The first woman to speak, Selma, comes half an hour into the documentary. I wrote to the director asking why Suhasini Maniratnam (who was incredible in George's 1983 classic Adaminte Variyellu) is missing from the line-up. He replied that he reached out to her repeatedly, but did not hear back from her. Fair enough, but there is an ocean of well-spoken women in Malayalam culture and journalism. Representation is not only about accommodating those among the marginalised who become available but also about persistently seeking out options.
This lacuna is disheartening because 8½ Intercuts is an achievement on so many other fronts. Lijin's storytelling is brilliant, especially in the sequencing of George's films in the narrative and in the choice of scenes from Fellini's 8½ and La Dolce Vita that are woven in. Bijibal's quirky, sparingly used music and B. Ajithkumar's polished editing give the film a racy air despite the nearly 2 hours length.

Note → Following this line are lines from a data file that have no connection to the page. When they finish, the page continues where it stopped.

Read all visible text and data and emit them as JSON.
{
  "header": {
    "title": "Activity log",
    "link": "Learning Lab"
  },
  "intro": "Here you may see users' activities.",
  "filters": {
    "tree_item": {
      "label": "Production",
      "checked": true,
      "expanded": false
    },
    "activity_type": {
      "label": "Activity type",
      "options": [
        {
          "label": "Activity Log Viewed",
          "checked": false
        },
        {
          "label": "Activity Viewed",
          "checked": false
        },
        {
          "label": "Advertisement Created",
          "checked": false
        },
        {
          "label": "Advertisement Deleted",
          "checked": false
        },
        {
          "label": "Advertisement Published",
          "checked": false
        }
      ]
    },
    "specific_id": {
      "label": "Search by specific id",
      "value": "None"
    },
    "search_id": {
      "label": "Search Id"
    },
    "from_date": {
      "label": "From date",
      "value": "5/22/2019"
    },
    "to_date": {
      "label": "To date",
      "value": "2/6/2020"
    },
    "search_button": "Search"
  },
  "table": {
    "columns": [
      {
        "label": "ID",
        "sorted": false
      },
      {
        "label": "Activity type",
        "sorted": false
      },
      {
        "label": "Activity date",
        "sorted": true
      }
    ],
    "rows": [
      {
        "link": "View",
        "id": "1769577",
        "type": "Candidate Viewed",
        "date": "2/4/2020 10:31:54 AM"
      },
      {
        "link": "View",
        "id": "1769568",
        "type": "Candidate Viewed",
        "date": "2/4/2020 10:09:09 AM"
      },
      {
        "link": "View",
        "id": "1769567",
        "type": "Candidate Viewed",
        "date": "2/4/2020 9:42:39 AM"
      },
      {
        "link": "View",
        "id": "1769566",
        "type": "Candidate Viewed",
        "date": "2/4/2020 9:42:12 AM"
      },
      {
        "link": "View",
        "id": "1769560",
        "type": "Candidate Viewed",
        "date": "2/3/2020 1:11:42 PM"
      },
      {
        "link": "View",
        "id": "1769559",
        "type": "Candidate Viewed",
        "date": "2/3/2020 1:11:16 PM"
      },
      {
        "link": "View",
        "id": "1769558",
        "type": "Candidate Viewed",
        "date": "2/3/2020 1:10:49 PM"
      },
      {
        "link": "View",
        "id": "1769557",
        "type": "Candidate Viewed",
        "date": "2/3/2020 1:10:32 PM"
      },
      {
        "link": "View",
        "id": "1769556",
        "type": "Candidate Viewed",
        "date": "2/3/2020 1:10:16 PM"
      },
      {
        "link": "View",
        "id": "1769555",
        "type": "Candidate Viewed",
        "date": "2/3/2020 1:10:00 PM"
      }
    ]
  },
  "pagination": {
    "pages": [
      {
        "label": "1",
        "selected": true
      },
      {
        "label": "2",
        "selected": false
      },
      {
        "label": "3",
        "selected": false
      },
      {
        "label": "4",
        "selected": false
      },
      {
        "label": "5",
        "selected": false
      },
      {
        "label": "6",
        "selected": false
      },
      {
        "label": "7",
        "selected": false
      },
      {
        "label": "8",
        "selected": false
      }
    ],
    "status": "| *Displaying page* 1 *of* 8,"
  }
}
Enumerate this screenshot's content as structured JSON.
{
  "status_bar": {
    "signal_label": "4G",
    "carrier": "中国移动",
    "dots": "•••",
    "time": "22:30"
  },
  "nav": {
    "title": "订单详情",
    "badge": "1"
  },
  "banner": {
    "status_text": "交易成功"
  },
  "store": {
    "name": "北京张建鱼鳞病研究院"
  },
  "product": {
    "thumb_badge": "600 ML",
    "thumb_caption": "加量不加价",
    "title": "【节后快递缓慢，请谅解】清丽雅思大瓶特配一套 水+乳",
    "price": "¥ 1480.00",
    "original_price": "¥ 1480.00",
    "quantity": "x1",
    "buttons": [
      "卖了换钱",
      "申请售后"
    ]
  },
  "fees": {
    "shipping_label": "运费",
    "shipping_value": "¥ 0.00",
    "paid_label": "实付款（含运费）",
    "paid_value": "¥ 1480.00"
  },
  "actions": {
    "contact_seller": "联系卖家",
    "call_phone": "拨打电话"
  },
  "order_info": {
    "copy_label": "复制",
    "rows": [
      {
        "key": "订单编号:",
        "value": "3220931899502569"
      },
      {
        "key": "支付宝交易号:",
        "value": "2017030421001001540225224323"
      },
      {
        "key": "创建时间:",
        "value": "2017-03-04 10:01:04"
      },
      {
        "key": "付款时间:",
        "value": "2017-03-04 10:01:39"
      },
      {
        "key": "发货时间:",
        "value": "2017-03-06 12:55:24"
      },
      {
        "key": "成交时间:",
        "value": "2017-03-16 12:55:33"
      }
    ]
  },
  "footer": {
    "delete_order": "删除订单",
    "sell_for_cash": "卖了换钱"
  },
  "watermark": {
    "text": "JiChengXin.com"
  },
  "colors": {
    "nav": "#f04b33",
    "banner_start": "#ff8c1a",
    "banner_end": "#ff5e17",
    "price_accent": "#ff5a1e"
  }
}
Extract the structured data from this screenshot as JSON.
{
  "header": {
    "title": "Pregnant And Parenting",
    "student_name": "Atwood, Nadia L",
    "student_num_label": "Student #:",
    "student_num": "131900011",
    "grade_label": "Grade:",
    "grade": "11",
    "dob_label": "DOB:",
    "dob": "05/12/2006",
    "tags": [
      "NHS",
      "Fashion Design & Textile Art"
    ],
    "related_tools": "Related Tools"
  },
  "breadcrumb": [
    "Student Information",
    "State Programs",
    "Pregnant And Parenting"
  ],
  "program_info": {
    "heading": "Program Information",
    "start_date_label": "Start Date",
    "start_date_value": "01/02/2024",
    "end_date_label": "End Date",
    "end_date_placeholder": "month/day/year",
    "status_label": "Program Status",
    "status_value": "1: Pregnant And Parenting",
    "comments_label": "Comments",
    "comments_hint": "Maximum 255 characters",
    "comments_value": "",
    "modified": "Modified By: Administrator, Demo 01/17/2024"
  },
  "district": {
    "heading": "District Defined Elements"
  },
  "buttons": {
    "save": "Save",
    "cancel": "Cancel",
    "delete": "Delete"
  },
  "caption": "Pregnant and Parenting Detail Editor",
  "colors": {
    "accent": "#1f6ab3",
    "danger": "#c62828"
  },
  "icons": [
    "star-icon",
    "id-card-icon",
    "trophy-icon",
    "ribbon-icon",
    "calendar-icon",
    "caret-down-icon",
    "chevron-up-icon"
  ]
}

That Lijin drew such unfiltered observations from both George and Selma is amazing. As amazing is the manner in which he doesn't cheapen their candour and reduce his film to sensationalist tabloid fare. There is nothing gossipy about 8½ Intercuts. By intertwining the personal smoothly with the professional, by giving equal importance to Selma's take on George as a person and to the extensive analysis of George's works, Lijin delivers a 360-degree view of one of the greatest Indian filmmakers of all time (and, might I add, one of the greatest Indian filmmakers to have not received the Dadasaheb Phalke Award ¦ yet).
8½ Intercuts is an astonishingly frank KG George biopic rich with insights into the man and his films.
Footnote: This is a complete list of the interviewees in 8½ Intercuts: K.G. George, Selma George, Adoor Gopalakrishnan, Anjali Menon, Balu Mahendra, Bina Paul, B. Unnikrishnan, Chelavoor Venu, C.S. Venkiteswaran, C.V. Balakrishnan, Fahadh Faasil, Gandhimathi Balan, Geethu Mohandas, Henry, Innocent, Jalaja, John Paul, K.B. Ganeshkumar, Lenin Rajendran, Lijo Jose Pellissery, Mammootty, Menaka, M.G. Radhakrishnan, M.T. Vasudevan Nair, Muhammed Bapu, Nedumudi Venu, O.N.V. Kurup, P.K. Nair, Priyanandanan, Psycho Muhammed, Ramachandrababu, Renjith, Sethu, Shaji N. Karun, S. Sankaran Kutty, T.V. Chandran, V.C. Harris, Venu, Zachariah.
Rating: 4 (out of 5 stars)
8½ Intercuts: Life and Films of K.G. George is on Neestream
Watch a preview here